PROBLEM STATEMENT:
Search the data for the string "llama" and gather each line it is in.

DATA SHOWN:

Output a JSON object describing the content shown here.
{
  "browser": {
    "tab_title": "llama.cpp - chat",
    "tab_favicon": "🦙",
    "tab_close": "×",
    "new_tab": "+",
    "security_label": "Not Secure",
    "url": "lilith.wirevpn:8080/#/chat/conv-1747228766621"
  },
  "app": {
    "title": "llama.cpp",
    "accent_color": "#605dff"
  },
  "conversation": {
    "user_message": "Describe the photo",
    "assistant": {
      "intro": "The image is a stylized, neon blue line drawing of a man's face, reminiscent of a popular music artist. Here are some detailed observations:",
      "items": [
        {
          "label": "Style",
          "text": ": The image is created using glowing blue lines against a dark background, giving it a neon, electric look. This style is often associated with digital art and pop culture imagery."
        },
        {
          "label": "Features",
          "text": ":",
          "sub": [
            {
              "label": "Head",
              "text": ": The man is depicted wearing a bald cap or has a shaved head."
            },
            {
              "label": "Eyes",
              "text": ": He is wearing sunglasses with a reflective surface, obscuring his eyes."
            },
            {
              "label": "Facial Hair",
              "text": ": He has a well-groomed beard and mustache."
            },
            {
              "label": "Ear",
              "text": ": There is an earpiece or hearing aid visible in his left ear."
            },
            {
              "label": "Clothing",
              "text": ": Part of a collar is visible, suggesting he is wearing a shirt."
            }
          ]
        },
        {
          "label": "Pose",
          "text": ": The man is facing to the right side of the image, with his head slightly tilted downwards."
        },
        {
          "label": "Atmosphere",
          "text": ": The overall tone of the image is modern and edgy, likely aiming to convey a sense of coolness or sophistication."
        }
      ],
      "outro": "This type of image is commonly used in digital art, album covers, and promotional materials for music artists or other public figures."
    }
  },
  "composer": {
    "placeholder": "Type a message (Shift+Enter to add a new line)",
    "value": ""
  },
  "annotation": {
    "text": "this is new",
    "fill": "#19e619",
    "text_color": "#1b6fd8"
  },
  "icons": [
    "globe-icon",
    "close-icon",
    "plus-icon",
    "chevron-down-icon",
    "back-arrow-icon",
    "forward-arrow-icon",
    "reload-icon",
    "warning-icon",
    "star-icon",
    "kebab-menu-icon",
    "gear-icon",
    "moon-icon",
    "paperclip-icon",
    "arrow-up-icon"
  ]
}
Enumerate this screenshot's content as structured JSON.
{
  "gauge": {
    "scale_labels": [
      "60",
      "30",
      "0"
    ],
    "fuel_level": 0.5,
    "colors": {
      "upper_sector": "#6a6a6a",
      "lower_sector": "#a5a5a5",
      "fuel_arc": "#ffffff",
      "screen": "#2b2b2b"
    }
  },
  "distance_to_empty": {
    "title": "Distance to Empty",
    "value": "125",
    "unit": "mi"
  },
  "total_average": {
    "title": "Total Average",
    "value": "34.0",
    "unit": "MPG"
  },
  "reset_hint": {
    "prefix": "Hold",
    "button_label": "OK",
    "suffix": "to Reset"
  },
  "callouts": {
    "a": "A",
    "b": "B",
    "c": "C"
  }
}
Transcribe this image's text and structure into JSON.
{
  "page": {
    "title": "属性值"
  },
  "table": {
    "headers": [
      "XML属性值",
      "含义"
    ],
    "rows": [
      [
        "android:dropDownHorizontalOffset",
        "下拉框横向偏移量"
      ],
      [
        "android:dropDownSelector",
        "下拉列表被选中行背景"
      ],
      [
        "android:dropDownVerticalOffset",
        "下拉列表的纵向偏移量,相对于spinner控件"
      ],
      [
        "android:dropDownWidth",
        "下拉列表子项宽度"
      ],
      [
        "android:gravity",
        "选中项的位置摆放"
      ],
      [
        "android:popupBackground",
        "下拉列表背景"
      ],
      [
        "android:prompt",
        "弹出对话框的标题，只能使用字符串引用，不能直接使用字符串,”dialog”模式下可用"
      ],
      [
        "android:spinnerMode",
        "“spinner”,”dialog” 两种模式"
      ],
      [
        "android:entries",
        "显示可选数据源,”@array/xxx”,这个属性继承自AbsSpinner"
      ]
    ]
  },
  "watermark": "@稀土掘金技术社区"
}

OUTPUT OF THE TASK:
    "tab_title": "llama.cpp - chat",
    "title": "llama.cpp",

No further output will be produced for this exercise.